* [Data excerpts]:
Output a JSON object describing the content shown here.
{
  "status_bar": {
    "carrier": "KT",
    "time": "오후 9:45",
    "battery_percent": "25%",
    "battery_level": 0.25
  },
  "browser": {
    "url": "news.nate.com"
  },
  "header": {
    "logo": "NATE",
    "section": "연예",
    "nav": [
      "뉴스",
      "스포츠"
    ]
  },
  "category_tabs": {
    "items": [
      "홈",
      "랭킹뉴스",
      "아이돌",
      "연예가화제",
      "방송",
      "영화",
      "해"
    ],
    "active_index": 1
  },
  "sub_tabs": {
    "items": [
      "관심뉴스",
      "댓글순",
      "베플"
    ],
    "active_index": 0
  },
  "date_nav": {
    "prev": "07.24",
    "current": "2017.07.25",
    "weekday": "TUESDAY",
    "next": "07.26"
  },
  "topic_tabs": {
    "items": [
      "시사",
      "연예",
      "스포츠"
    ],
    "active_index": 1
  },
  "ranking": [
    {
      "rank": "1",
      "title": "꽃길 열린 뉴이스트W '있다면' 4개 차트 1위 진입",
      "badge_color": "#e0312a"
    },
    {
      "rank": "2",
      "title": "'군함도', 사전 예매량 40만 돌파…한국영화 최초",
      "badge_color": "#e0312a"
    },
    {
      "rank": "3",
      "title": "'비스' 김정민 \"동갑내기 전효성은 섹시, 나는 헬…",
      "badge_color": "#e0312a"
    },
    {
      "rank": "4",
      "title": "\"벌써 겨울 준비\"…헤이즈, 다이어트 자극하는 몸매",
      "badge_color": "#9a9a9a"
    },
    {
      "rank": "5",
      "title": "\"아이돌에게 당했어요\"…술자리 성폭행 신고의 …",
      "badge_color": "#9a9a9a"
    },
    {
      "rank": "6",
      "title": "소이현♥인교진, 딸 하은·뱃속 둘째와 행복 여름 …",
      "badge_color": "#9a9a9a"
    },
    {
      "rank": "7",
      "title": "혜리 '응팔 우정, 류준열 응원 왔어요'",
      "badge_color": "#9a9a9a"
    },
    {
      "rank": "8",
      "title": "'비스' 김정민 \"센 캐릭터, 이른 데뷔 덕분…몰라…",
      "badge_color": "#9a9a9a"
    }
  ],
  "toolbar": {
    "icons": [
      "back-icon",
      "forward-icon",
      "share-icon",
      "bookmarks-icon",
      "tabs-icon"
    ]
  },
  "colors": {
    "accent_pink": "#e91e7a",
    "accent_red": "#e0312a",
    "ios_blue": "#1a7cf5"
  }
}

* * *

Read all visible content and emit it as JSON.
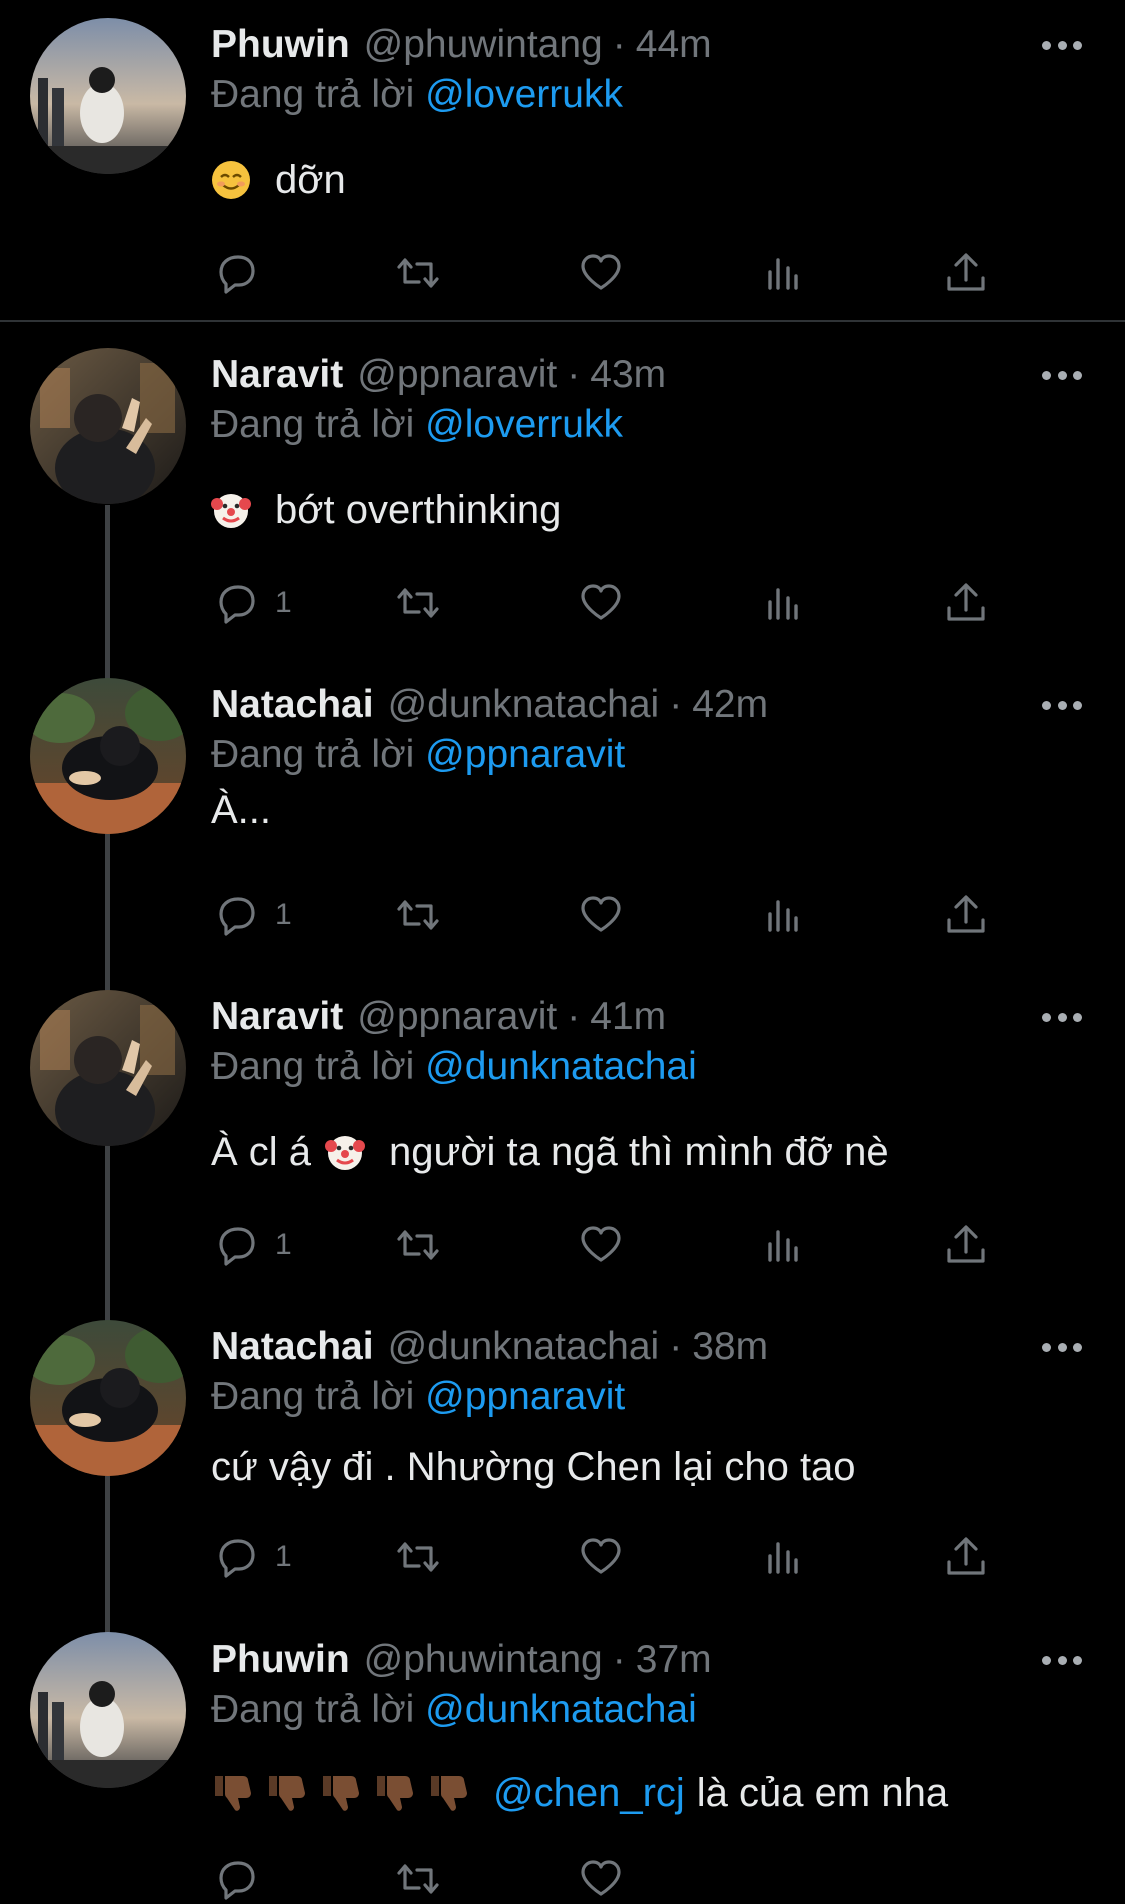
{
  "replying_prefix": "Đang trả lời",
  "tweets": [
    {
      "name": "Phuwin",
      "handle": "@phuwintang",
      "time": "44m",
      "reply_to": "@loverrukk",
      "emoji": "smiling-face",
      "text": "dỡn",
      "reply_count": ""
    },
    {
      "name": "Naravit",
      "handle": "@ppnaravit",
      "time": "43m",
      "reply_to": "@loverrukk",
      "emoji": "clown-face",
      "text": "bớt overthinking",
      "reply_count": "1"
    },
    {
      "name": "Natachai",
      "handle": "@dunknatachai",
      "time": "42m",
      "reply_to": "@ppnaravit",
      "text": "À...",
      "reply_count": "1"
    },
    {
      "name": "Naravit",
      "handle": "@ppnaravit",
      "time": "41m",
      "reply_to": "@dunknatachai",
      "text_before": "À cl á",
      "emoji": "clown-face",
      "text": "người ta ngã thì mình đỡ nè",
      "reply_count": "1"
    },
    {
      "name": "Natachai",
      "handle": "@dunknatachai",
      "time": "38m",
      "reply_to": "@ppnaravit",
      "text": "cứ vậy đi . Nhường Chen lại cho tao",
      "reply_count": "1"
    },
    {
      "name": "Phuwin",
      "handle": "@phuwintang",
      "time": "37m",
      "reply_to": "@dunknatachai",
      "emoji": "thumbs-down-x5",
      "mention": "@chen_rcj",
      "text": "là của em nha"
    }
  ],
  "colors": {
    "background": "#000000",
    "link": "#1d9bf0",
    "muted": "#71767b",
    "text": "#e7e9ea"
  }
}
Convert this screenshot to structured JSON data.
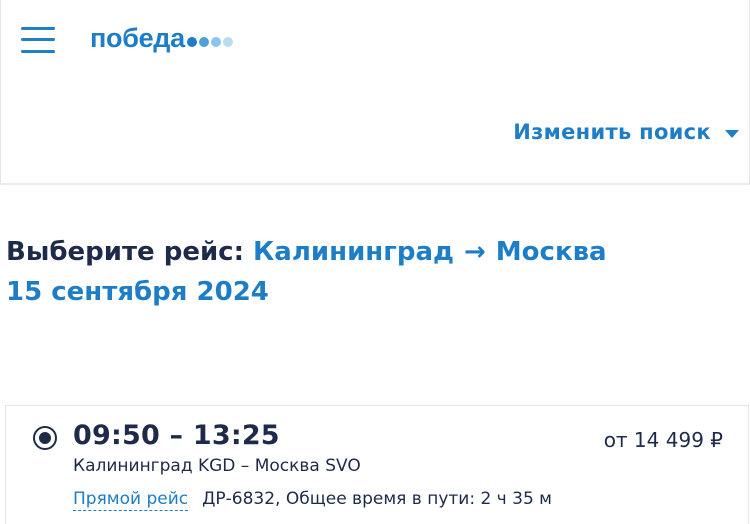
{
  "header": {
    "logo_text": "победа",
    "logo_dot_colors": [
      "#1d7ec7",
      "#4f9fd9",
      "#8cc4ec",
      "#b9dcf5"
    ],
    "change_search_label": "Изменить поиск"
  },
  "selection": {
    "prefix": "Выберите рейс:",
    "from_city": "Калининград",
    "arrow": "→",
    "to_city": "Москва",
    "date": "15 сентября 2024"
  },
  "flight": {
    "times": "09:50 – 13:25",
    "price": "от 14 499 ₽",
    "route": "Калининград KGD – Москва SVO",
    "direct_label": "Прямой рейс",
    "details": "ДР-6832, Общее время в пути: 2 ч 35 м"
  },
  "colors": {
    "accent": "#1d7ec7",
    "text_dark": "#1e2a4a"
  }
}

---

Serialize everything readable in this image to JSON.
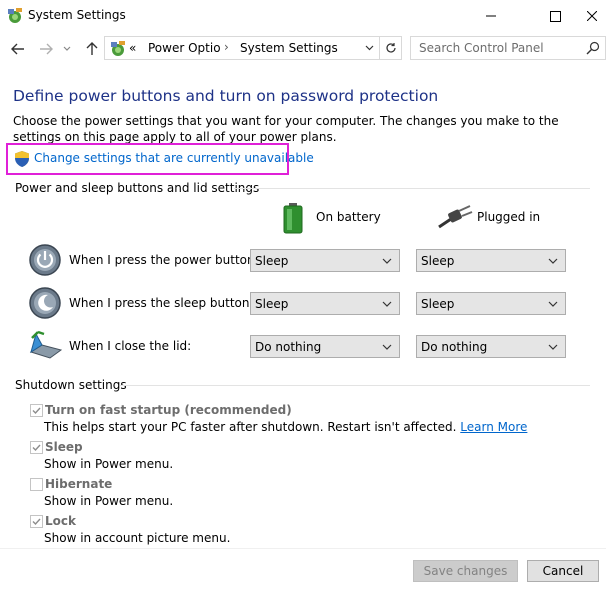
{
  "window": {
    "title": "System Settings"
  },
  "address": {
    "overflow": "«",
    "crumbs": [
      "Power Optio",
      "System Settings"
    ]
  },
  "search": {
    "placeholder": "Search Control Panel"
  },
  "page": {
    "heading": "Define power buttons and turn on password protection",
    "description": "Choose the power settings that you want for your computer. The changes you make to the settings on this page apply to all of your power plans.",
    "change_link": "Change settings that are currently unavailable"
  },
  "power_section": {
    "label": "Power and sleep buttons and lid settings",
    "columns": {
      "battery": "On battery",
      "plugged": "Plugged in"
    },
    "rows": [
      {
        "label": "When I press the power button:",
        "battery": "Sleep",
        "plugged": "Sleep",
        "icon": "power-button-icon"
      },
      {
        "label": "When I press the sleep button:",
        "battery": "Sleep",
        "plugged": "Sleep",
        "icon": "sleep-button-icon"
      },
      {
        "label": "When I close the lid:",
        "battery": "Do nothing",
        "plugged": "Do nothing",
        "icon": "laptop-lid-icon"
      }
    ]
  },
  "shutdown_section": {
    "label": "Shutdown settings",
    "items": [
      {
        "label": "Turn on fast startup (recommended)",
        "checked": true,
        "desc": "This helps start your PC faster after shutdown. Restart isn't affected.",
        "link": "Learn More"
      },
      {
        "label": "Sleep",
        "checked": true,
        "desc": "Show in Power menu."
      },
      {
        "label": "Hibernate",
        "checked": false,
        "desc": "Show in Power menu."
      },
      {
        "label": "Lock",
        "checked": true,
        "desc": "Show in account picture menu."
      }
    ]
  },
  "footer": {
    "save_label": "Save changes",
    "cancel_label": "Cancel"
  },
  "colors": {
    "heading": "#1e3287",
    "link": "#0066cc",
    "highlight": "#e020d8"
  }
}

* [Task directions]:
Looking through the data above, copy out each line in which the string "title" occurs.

* [Answer box]:
      "title": "꽃길 열린 뉴이스트W '있다면' 4개 차트 1위 진입",
      "title": "'군함도', 사전 예매량 40만 돌파…한국영화 최초",
      "title": "'비스' 김정민 \"동갑내기 전효성은 섹시, 나는 헬…",
      "title": "\"벌써 겨울 준비\"…헤이즈, 다이어트 자극하는 몸매",
      "title": "\"아이돌에게 당했어요\"…술자리 성폭행 신고의 …",
      "title": "소이현♥인교진, 딸 하은·뱃속 둘째와 행복 여름 …",
      "title": "혜리 '응팔 우정, 류준열 응원 왔어요'",
      "title": "'비스' 김정민 \"센 캐릭터, 이른 데뷔 덕분…몰라…",
    "title": "System Settings"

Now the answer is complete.